Repeat the entries beneath in their entirety, precisely as given.

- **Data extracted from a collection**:
++++++++++++++++++++

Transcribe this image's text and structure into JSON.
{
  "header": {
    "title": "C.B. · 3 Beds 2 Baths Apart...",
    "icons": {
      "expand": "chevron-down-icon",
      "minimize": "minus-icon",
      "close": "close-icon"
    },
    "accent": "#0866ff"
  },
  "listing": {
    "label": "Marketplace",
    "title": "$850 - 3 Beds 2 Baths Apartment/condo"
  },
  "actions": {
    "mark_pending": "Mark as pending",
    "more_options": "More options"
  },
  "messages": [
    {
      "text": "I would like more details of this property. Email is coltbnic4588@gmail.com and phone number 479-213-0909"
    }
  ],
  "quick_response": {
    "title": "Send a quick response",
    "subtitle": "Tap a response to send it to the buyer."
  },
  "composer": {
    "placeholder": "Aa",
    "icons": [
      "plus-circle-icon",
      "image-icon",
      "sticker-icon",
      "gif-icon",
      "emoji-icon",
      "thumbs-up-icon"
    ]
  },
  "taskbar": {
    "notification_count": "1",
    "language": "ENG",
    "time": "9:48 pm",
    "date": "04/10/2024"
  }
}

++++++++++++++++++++

- **Worked solution**:
Transcribe this image's text and structure into JSON.
{
  "header": {
    "title": "C.B. · 3 Beds 2 Baths Apart...",
    "icons": {
      "expand": "chevron-down-icon",
      "minimize": "minus-icon",
      "close": "close-icon"
    },
    "accent": "#0866ff"
  },
  "listing": {
    "label": "Marketplace",
    "title": "$850 - 3 Beds 2 Baths Apartment/condo"
  },
  "actions": {
    "mark_pending": "Mark as pending",
    "more_options": "More options"
  },
  "messages": [
    {
      "text": "I would like more details of this property. Email is coltbnic4588@gmail.com and phone number 479-213-0909"
    }
  ],
  "quick_response": {
    "title": "Send a quick response",
    "subtitle": "Tap a response to send it to the buyer."
  },
  "composer": {
    "placeholder": "Aa",
    "icons": [
      "plus-circle-icon",
      "image-icon",
      "sticker-icon",
      "gif-icon",
      "emoji-icon",
      "thumbs-up-icon"
    ]
  },
  "taskbar": {
    "notification_count": "1",
    "language": "ENG",
    "time": "9:48 pm",
    "date": "04/10/2024"
  }
}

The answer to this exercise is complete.